Mitral valve prolapse, or MVP, is a condition in which the valve between the heart's left upper chamber and the left lower chamber does not close properly. The flaps of the mitral valve bulge into the left atrium every time the heart contracts, keeping the valve from closing tightly. If blood leaks backward through the valve, it is called mitral valve regurgitation. If only a small amount leaks, it likely will not cause problems, but if it is severe, it may require treatment. Listening to it through a stethoscope, MVP often produces a clicking sound as the valve's flaps billow out, followed by a murmur as blood flows back into the chamber.
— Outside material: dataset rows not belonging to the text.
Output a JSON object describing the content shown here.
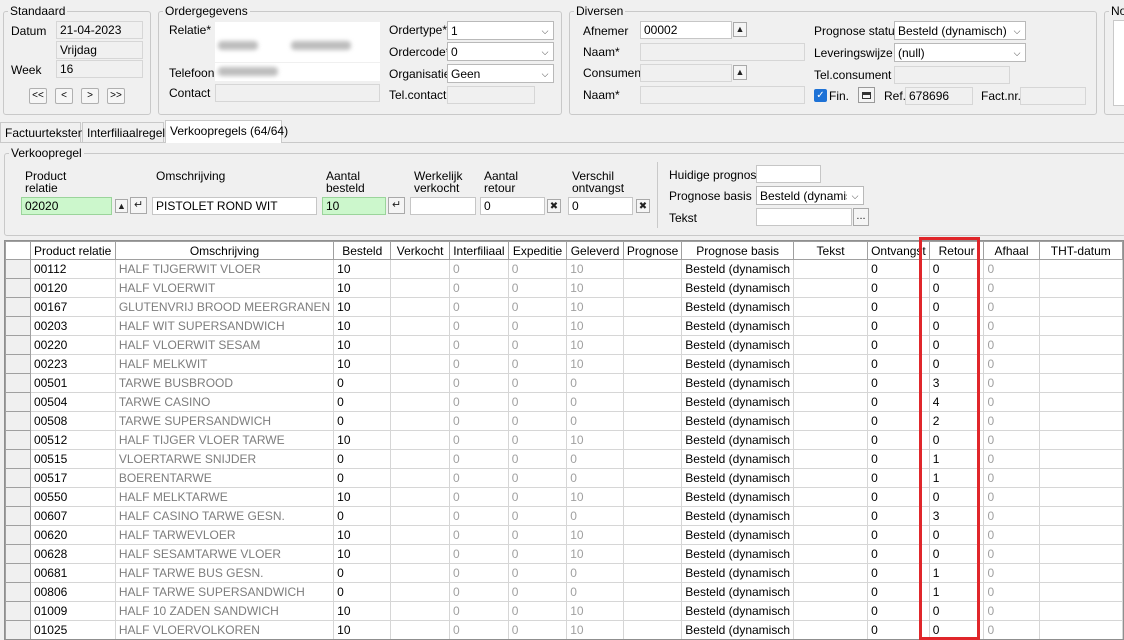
{
  "standaard": {
    "title": "Standaard",
    "datum_label": "Datum",
    "datum_value": "21-04-2023",
    "day_value": "Vrijdag",
    "week_label": "Week",
    "week_value": "16",
    "nav": [
      "<<",
      "<",
      ">",
      ">>"
    ]
  },
  "ordergegevens": {
    "title": "Ordergegevens",
    "relatie_label": "Relatie*",
    "telefoon_label": "Telefoon",
    "contact_label": "Contact",
    "ordertype_label": "Ordertype*",
    "ordertype_value": "1",
    "ordercode_label": "Ordercode*",
    "ordercode_value": "0",
    "organisatie_label": "Organisatie",
    "organisatie_value": "Geen",
    "telcontact_label": "Tel.contact"
  },
  "diversen": {
    "title": "Diversen",
    "afnemer_label": "Afnemer",
    "afnemer_value": "00002",
    "naam1_label": "Naam*",
    "consument_label": "Consument",
    "naam2_label": "Naam*",
    "prognose_status_label": "Prognose status",
    "prognose_status_value": "Besteld (dynamisch)",
    "leveringswijze_label": "Leveringswijze",
    "leveringswijze_value": "(null)",
    "telconsument_label": "Tel.consument",
    "fin_label": "Fin.",
    "ref_label": "Ref.",
    "ref_value": "678696",
    "factnr_label": "Fact.nr."
  },
  "notes_title": "No",
  "tabs": [
    {
      "label": "Factuurteksten"
    },
    {
      "label": "Interfiliaalregels"
    },
    {
      "label": "Verkoopregels (64/64)"
    }
  ],
  "verkoopregel": {
    "title": "Verkoopregel",
    "product_relatie_label_1": "Product",
    "product_relatie_label_2": "relatie",
    "product_relatie_value": "02020",
    "omschrijving_label": "Omschrijving",
    "omschrijving_value": "PISTOLET ROND WIT",
    "aantal_besteld_label_1": "Aantal",
    "aantal_besteld_label_2": "besteld",
    "aantal_besteld_value": "10",
    "werkelijk_label_1": "Werkelijk",
    "werkelijk_label_2": "verkocht",
    "werkelijk_value": "",
    "aantal_retour_label_1": "Aantal",
    "aantal_retour_label_2": "retour",
    "aantal_retour_value": "0",
    "verschil_label_1": "Verschil",
    "verschil_label_2": "ontvangst",
    "verschil_value": "0",
    "huidige_prognose_label": "Huidige prognose",
    "prognose_basis_label": "Prognose basis",
    "prognose_basis_value": "Besteld (dynamisc",
    "tekst_label": "Tekst",
    "tekst_button": "..."
  },
  "grid": {
    "columns": [
      "Product relatie",
      "Omschrijving",
      "Besteld",
      "Verkocht",
      "Interfiliaal",
      "Expeditie",
      "Geleverd",
      "Prognose",
      "Prognose basis",
      "Tekst",
      "Ontvangst",
      "Retour",
      "Afhaal",
      "THT-datum"
    ],
    "rows": [
      {
        "code": "00112",
        "desc": "HALF TIJGERWIT VLOER",
        "besteld": "10",
        "interfiliaal": "0",
        "expeditie": "0",
        "geleverd": "10",
        "basis": "Besteld (dynamisch",
        "ontvangst": "0",
        "retour": "0",
        "afhaal": "0"
      },
      {
        "code": "00120",
        "desc": "HALF VLOERWIT",
        "besteld": "10",
        "interfiliaal": "0",
        "expeditie": "0",
        "geleverd": "10",
        "basis": "Besteld (dynamisch",
        "ontvangst": "0",
        "retour": "0",
        "afhaal": "0"
      },
      {
        "code": "00167",
        "desc": "GLUTENVRIJ BROOD MEERGRANEN",
        "besteld": "10",
        "interfiliaal": "0",
        "expeditie": "0",
        "geleverd": "10",
        "basis": "Besteld (dynamisch",
        "ontvangst": "0",
        "retour": "0",
        "afhaal": "0"
      },
      {
        "code": "00203",
        "desc": "HALF WIT SUPERSANDWICH",
        "besteld": "10",
        "interfiliaal": "0",
        "expeditie": "0",
        "geleverd": "10",
        "basis": "Besteld (dynamisch",
        "ontvangst": "0",
        "retour": "0",
        "afhaal": "0"
      },
      {
        "code": "00220",
        "desc": "HALF VLOERWIT SESAM",
        "besteld": "10",
        "interfiliaal": "0",
        "expeditie": "0",
        "geleverd": "10",
        "basis": "Besteld (dynamisch",
        "ontvangst": "0",
        "retour": "0",
        "afhaal": "0"
      },
      {
        "code": "00223",
        "desc": "HALF MELKWIT",
        "besteld": "10",
        "interfiliaal": "0",
        "expeditie": "0",
        "geleverd": "10",
        "basis": "Besteld (dynamisch",
        "ontvangst": "0",
        "retour": "0",
        "afhaal": "0"
      },
      {
        "code": "00501",
        "desc": "TARWE BUSBROOD",
        "besteld": "0",
        "interfiliaal": "0",
        "expeditie": "0",
        "geleverd": "0",
        "basis": "Besteld (dynamisch",
        "ontvangst": "0",
        "retour": "3",
        "afhaal": "0"
      },
      {
        "code": "00504",
        "desc": "TARWE CASINO",
        "besteld": "0",
        "interfiliaal": "0",
        "expeditie": "0",
        "geleverd": "0",
        "basis": "Besteld (dynamisch",
        "ontvangst": "0",
        "retour": "4",
        "afhaal": "0"
      },
      {
        "code": "00508",
        "desc": "TARWE SUPERSANDWICH",
        "besteld": "0",
        "interfiliaal": "0",
        "expeditie": "0",
        "geleverd": "0",
        "basis": "Besteld (dynamisch",
        "ontvangst": "0",
        "retour": "2",
        "afhaal": "0"
      },
      {
        "code": "00512",
        "desc": "HALF TIJGER VLOER TARWE",
        "besteld": "10",
        "interfiliaal": "0",
        "expeditie": "0",
        "geleverd": "10",
        "basis": "Besteld (dynamisch",
        "ontvangst": "0",
        "retour": "0",
        "afhaal": "0"
      },
      {
        "code": "00515",
        "desc": "VLOERTARWE SNIJDER",
        "besteld": "0",
        "interfiliaal": "0",
        "expeditie": "0",
        "geleverd": "0",
        "basis": "Besteld (dynamisch",
        "ontvangst": "0",
        "retour": "1",
        "afhaal": "0"
      },
      {
        "code": "00517",
        "desc": "BOERENTARWE",
        "besteld": "0",
        "interfiliaal": "0",
        "expeditie": "0",
        "geleverd": "0",
        "basis": "Besteld (dynamisch",
        "ontvangst": "0",
        "retour": "1",
        "afhaal": "0"
      },
      {
        "code": "00550",
        "desc": "HALF MELKTARWE",
        "besteld": "10",
        "interfiliaal": "0",
        "expeditie": "0",
        "geleverd": "10",
        "basis": "Besteld (dynamisch",
        "ontvangst": "0",
        "retour": "0",
        "afhaal": "0"
      },
      {
        "code": "00607",
        "desc": "HALF CASINO TARWE GESN.",
        "besteld": "0",
        "interfiliaal": "0",
        "expeditie": "0",
        "geleverd": "0",
        "basis": "Besteld (dynamisch",
        "ontvangst": "0",
        "retour": "3",
        "afhaal": "0"
      },
      {
        "code": "00620",
        "desc": "HALF TARWEVLOER",
        "besteld": "10",
        "interfiliaal": "0",
        "expeditie": "0",
        "geleverd": "10",
        "basis": "Besteld (dynamisch",
        "ontvangst": "0",
        "retour": "0",
        "afhaal": "0"
      },
      {
        "code": "00628",
        "desc": "HALF SESAMTARWE VLOER",
        "besteld": "10",
        "interfiliaal": "0",
        "expeditie": "0",
        "geleverd": "10",
        "basis": "Besteld (dynamisch",
        "ontvangst": "0",
        "retour": "0",
        "afhaal": "0"
      },
      {
        "code": "00681",
        "desc": "HALF TARWE BUS GESN.",
        "besteld": "0",
        "interfiliaal": "0",
        "expeditie": "0",
        "geleverd": "0",
        "basis": "Besteld (dynamisch",
        "ontvangst": "0",
        "retour": "1",
        "afhaal": "0"
      },
      {
        "code": "00806",
        "desc": "HALF TARWE SUPERSANDWICH",
        "besteld": "0",
        "interfiliaal": "0",
        "expeditie": "0",
        "geleverd": "0",
        "basis": "Besteld (dynamisch",
        "ontvangst": "0",
        "retour": "1",
        "afhaal": "0"
      },
      {
        "code": "01009",
        "desc": "HALF 10 ZADEN SANDWICH",
        "besteld": "10",
        "interfiliaal": "0",
        "expeditie": "0",
        "geleverd": "10",
        "basis": "Besteld (dynamisch",
        "ontvangst": "0",
        "retour": "0",
        "afhaal": "0"
      },
      {
        "code": "01025",
        "desc": "HALF VLOERVOLKOREN",
        "besteld": "10",
        "interfiliaal": "0",
        "expeditie": "0",
        "geleverd": "10",
        "basis": "Besteld (dynamisch",
        "ontvangst": "0",
        "retour": "0",
        "afhaal": "0"
      }
    ]
  },
  "colors": {
    "highlight": "#e0262a",
    "green_field": "#ccf7cc",
    "checkbox": "#1e72d6"
  }
}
Treatment depends on the severity of the symptoms.


The UAB Structural Heart & Valve Program is the oldest and largest program of its kind in Alabama. It provides ongoing care – sometimes for life – to patients who have or are at risk for structural heart and valve disease. Our experienced surgeons and cardiologists take a comprehensive approach to diagnosing and treating this condition, and their expertise ranges from traditional open-heart surgery to robotic-assisted valve repair and the latest in minimally invasive surgical techniques, which require only small incisions (cuts).

The UAB Structural Heart & Valve Clinic has achieved several important milestones in the past decade. In 2012, we performed the first transcatheter aortic valve replacement (TAVR) in Alabama, and UAB has performed more TAVR procedures than any other hospital in the state. As an added service, patients who have been told by non-UAB doctors that they need valve surgery can speak to a UAB structural heart and valve surgeon for a second opinion.








UAB is an active participant in research and clinical trials for mitral valve prolapse. We encourage you to speak to your physician about research and clinical trial options and browse the link below for more information.

View Clinical Trials